A tariff is a tax or duty levied on the traded commodity as it crosses a national boundary. An import tariff is a duty on the imported commodity, while an export tariff is a duty on the exported commodity.
Tariffs can be ad valorem, specific, or compound. The ad valorem tariff is expressed as a fixed percentage of the value of the traded commodity.
The specific tariff is expressed as a fixed sum per physical unit of the traded commodity. Finally, a compound tariff is a combination of an ad valorem and a specific tariff.
An import quota is a direct restriction on the quantity of some good that may be imported.
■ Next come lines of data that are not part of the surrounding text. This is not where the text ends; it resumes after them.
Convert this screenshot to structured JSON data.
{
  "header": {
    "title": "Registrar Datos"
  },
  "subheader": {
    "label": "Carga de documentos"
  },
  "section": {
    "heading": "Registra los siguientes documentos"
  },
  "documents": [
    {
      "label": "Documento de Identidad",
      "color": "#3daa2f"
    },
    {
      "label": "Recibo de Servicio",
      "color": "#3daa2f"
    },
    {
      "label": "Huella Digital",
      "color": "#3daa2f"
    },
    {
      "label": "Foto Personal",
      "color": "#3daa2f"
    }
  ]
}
The restriction is usually enforced by issuing licenses to some groups of individuals or firms.
For example, the United States has a quota on imports of foreign cheese.
The only firms allowed to import cheese are certain trading companies, each of which is allocated the right to import a maximum number of pounds of cheese each year.
An export subsidy is a payment to a firm or individual that ships a good abroad.
Voluntary Export Restraint
Voluntary export restraint refers to the case where an importing country induces another nation to reduce its exports of a commodity “voluntarily,” under the threat of higher-all round trade restriction when these exports threaten an entire domestic industry.
The United States negotiated voluntary export restraint on Japanese automobile exports in 1981.
Local Content Requirements
A local content requirement is a regulation that requires that some specified fraction of a final good be produced domestically.
Export Credit Subsidies
This is like an export subsidy except that it takes the form of a subsidized loan to the buyer. The United States has a government institution, the Export-Import Bank, that is devoted to providing at least slightly subsidized loans to aid exports.
Sometimes a government wants to restrict imports without doing so formally. It is easy to twist normal health, safety, and customs procedures to place substantial obstacles in the way of trade.
The classic example is the French decree in 1982 that all Japanese videocassette recorders must pass through the tiny customs house at Poitiers- effectively limiting the actual imports to a handful.
Exchange control refers to the restrictions on the purchase and sale of foreign exchange. It is operated in various forms by many countries, in particular tho$e who experience shortages of hard currencies.
A government can use exchange controls to limit the number of products that importers can purchase with a particular currency. For example, in 1985, China placed strict restrictions on foreign exchange spending.